> WHAT YOU ARE ASKED TO DO: Scan the lines below for the string "GarageBand" and copy every one that has it.

> THE DATA:
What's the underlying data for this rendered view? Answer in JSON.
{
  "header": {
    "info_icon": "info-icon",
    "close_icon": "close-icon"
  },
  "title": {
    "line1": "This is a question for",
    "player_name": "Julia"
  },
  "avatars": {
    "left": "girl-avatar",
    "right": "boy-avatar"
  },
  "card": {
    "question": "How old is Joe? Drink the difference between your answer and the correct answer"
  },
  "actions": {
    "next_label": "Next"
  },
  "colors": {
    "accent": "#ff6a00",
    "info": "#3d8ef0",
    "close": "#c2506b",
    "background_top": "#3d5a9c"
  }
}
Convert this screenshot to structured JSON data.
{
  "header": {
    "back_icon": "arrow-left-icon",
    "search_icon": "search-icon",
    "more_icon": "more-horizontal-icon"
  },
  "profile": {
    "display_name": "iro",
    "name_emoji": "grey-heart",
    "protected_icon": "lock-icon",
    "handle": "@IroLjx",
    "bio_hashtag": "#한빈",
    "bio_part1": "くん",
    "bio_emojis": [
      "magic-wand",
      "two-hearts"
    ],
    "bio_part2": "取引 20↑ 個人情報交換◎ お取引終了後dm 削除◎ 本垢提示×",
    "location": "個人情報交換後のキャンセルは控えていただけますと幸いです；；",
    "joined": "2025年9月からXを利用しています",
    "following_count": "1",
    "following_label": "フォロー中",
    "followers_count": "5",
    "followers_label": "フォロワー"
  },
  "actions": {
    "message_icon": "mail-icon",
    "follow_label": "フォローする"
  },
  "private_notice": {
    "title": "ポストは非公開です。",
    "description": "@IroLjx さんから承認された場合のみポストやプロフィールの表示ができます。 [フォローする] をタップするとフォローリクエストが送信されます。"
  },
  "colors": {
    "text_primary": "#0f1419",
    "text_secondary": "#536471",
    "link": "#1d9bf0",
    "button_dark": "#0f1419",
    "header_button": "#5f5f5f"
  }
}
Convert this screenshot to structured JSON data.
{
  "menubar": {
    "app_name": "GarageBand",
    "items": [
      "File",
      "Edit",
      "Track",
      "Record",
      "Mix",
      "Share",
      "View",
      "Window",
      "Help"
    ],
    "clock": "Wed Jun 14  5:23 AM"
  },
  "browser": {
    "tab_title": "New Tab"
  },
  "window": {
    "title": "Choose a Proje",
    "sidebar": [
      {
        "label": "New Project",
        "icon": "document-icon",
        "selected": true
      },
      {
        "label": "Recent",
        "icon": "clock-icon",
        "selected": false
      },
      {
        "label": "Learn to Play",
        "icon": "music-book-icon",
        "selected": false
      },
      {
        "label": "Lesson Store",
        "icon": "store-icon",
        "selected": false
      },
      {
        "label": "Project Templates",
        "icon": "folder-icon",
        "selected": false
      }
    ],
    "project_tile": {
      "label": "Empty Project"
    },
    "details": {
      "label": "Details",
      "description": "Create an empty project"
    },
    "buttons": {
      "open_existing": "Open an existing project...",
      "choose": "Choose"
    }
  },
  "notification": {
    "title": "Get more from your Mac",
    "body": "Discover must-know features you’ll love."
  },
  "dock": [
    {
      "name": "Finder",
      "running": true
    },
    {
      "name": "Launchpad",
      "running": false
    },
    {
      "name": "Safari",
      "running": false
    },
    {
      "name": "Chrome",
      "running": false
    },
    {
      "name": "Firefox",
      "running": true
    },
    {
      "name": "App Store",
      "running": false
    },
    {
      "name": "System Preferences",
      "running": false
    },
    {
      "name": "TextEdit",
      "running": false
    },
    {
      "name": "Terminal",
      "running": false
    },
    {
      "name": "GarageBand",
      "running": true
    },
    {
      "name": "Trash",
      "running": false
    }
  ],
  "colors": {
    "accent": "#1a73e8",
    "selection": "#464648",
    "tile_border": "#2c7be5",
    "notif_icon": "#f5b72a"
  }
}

> ANSWER BOX:
    "app_name": "GarageBand",
      "name": "GarageBand",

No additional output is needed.